Jamaica post office launches initiative aimed to help prevent dog bite attacks against postal workers following release of USPS rankings report

USPS Safety Specialist Giovanni Ortiz hands a flier with dog bite prevention tips to a customer at the Jamaica Main Post Office event that aims to reduce dog bite incidents.
Photo courtesy of USPS

As part of the United States Postal Service (USPS) National Dog Bite Awareness Week campaign, the Jamaica Main Post Office is educating customers on the importance of dog bite prevention. Last year, the neighborhood had four incidents of postal employees being bitten by dogs. 

On Wednesday, June 7, USPS Safety Specialist Giovanni Ortiz distributed fliers with dog bite prevention tips to customers at the post office, located at 88-40 164th St. 

A customer told Giovanni that while he had never been bitten by a dog, he was chased by one as a teen.

“I really appreciate what you are doing here,” the man told Ortiz.

More than 5,300 USPS employees were attacked by dogs while delivering the mail last year. According to a report released by the USPS on June 1, New York City ranked third place in the list of Top 10 Dog Bites, with 239 dog attacks in 2021 and 321 dog attacks in 2022. 

Photo courtesy of USPS

In areas with more than one dog bite, the Bronx (eight) Jamaica (four) and Manhattan (four) take top spots for dog bites, followed by Brooklyn (three) Flushing (three) and Rockaway Park (three). 

Aggressive dog behavior is a common safety concern USPS employees face. To keep its workers safe, the organization is providing important information on how dog owners can be good stewards for safe mail delivery as part of its annual National Dog Bite Awareness Week public service campaign.

The USPS launched its campaign on Sunday, June 4, and will run through Saturday, June 10. This year’s theme is “Even good dogs have bad days.” The USPS is encouraging people to spread the word of the campaign using the hashtag #dogbiteawareness. 

“When letter carriers deliver mail in our communities, dogs that are not secured or leashed can become a nemesis and unpredictable and attack,” said Leeann Theriault, USPS employee safety and health awareness manager. “Help us deliver your mail safely by keeping your dog secure and out of the way before your carrier arrives.” 

According to the USPS, many attacks reported by letter carriers came from dogs whose owners regularly stated, “My dog won’t bite.” The USPS says securing your dog before the carrier approaches your property will minimize any potentially dangerous situations. 

The USPS is suggesting pet owners keep their dogs inside the house or behind a fence, away from the door or in another room, or on a leash.
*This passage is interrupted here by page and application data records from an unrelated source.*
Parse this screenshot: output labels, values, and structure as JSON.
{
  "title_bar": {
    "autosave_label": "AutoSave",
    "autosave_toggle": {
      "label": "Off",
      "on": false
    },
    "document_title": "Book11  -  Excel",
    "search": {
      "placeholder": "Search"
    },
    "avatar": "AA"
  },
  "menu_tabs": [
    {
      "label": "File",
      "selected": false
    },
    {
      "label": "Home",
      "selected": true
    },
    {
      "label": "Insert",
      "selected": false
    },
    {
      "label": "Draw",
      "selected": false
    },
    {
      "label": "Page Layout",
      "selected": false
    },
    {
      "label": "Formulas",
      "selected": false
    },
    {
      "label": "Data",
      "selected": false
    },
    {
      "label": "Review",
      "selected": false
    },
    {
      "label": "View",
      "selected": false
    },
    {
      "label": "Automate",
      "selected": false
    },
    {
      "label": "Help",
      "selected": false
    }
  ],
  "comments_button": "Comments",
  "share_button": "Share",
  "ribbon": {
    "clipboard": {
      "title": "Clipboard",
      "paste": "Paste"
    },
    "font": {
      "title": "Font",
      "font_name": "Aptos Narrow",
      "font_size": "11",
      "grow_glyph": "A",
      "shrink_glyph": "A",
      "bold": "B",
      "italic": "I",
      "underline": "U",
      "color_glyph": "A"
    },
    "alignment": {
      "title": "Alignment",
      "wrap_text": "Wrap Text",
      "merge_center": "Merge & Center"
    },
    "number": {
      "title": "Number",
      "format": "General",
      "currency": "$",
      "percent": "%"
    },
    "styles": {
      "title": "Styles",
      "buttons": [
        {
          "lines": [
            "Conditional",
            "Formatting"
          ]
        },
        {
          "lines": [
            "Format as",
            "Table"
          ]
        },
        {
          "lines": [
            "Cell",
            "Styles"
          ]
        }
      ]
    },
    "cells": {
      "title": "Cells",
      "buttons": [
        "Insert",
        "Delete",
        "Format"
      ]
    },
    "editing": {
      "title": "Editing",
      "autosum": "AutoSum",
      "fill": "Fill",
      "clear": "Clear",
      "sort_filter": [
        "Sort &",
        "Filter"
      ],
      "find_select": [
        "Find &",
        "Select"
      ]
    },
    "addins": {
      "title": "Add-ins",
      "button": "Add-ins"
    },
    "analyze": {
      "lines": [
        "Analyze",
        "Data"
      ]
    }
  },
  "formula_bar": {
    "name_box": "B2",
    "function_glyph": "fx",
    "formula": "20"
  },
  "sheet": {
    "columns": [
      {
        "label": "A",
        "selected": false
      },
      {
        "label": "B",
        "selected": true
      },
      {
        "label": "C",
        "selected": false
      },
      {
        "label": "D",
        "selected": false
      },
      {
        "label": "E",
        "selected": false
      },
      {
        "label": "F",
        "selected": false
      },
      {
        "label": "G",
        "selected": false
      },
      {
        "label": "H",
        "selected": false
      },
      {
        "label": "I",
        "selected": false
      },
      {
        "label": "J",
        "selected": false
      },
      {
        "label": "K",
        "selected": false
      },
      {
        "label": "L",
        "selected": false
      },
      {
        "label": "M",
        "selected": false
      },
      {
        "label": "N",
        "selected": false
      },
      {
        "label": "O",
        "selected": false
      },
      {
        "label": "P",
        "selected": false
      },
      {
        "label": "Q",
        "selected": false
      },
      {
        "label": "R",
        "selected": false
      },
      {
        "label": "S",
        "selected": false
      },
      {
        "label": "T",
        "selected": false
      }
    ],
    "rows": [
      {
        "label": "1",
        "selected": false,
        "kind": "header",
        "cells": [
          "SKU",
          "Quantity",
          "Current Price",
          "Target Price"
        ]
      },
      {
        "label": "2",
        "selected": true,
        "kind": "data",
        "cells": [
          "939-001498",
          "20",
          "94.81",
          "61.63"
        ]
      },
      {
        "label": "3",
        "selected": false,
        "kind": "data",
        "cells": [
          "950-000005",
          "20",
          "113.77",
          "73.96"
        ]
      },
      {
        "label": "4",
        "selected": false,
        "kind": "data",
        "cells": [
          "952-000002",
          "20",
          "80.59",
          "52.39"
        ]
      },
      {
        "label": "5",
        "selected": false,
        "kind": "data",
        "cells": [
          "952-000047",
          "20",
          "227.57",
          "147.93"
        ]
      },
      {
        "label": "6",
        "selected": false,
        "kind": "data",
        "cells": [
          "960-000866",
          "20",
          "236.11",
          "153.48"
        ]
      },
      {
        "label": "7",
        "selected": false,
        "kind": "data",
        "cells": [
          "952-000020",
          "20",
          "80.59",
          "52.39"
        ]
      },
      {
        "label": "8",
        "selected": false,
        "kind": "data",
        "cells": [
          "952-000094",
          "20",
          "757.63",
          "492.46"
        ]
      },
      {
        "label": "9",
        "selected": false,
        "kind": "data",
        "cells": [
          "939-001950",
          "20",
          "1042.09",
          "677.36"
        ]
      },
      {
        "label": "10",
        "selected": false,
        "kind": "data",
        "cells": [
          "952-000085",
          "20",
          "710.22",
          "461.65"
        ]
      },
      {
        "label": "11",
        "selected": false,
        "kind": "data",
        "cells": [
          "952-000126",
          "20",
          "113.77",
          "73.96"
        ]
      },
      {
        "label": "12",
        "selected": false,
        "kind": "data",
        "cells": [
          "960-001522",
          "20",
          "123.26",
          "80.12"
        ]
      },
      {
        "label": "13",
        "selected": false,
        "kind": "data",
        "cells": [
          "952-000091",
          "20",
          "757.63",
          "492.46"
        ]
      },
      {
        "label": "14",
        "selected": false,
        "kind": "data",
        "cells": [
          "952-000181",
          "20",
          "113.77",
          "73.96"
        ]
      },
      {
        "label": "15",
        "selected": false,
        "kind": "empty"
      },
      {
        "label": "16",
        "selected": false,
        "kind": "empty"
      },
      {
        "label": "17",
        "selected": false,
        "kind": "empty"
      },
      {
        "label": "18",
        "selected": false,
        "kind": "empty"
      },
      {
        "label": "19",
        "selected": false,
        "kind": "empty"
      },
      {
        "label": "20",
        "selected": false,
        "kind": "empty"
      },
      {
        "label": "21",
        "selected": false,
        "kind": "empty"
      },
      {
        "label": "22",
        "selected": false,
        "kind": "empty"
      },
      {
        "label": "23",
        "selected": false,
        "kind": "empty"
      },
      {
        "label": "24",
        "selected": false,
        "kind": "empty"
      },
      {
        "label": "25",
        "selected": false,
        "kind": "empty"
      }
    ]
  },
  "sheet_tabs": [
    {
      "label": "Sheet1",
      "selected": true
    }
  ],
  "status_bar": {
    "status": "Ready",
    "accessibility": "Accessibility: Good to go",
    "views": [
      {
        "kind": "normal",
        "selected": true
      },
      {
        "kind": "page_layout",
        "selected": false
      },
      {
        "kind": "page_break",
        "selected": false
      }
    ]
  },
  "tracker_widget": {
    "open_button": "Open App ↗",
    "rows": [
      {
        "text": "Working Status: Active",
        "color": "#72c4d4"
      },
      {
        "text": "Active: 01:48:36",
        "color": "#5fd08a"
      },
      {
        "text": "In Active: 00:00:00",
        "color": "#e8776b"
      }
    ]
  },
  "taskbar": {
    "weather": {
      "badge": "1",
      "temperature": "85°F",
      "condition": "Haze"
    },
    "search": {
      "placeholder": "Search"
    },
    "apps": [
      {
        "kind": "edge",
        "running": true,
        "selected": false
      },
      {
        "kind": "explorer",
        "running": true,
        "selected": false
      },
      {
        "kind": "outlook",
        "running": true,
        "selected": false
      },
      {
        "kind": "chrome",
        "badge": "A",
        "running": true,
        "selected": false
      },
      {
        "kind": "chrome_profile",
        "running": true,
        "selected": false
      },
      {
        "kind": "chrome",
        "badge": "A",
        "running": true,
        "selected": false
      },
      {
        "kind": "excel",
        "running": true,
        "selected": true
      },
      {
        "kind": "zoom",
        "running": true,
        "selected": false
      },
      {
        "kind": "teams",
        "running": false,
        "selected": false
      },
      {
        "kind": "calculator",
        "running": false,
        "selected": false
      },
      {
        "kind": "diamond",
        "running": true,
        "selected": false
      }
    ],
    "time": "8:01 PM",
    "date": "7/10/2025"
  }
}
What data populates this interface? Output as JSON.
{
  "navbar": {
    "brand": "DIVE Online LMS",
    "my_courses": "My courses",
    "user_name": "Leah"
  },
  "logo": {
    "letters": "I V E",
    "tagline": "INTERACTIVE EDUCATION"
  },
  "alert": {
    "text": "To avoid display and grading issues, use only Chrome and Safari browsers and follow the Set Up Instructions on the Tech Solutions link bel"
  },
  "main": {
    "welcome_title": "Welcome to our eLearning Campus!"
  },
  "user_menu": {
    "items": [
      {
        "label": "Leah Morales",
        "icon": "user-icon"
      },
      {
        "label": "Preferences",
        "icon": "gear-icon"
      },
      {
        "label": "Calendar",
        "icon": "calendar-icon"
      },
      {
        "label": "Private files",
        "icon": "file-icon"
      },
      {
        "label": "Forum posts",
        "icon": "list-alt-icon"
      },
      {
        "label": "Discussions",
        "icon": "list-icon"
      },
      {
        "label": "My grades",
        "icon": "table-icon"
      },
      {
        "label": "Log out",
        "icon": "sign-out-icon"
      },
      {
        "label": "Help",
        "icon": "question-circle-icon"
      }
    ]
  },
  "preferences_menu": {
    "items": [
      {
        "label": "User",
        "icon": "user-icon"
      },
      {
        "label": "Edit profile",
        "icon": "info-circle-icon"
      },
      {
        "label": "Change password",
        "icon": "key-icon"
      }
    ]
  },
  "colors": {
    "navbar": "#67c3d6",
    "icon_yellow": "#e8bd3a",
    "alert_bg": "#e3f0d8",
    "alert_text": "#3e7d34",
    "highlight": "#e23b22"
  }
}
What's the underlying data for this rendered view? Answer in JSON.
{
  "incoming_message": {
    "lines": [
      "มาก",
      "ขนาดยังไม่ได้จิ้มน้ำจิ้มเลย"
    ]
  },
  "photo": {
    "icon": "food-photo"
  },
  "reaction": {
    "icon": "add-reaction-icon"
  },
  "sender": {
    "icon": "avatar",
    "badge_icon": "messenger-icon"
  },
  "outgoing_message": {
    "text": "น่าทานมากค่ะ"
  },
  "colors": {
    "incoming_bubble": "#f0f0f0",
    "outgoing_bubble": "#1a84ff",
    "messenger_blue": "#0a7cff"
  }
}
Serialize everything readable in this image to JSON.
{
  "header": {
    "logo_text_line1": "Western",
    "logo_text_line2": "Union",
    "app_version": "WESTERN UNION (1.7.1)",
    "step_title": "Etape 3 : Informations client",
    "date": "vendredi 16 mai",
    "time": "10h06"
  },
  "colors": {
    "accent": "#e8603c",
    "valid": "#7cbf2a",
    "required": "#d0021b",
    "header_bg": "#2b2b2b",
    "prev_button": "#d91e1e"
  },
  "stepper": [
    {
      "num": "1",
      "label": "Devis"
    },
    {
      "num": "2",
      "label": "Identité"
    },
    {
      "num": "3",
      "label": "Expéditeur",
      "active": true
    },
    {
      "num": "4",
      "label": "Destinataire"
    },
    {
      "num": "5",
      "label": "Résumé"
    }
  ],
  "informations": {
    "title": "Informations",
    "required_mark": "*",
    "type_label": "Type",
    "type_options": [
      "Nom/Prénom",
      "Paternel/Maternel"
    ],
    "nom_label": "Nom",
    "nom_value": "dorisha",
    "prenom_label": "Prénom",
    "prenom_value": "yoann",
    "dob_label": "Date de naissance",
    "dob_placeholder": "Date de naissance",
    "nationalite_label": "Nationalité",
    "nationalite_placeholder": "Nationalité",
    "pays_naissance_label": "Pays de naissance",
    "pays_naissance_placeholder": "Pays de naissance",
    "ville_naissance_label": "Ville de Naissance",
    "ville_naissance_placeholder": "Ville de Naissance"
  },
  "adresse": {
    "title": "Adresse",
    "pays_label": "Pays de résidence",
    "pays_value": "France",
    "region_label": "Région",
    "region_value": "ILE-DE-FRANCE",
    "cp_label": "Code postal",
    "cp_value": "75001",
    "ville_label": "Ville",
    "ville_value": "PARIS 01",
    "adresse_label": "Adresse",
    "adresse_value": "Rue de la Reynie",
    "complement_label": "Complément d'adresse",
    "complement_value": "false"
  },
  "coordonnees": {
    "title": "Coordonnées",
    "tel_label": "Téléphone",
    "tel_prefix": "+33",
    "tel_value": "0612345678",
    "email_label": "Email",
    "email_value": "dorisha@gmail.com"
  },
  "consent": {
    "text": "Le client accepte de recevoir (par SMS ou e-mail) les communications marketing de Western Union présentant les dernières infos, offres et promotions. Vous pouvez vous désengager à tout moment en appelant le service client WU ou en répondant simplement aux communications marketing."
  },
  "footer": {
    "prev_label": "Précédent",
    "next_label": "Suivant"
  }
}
Pet owners should also remind children not to take mail directly from a letter carrier as the dog may view the carrier as a threat to the child. 

Letter carriers are trained to observe an area where they know dogs may be present. According to the USPS, letter carriers are taught to be alert for potentially dangerous conditions and to respect a dog’s territory. 

If a dog attacks, carriers are also trained to stand their ground and protect their body by placing something between them and the dog — such as a mail satchel — and to use dog repellent, if necessary.

Even though postal officials ask customers to control their dogs, bites still happen and may result in injuries to carriers and costly medical expenses for dog owners. The USPS is asking pet owners to heed the above best practices to help stop bites and protect mail carriers.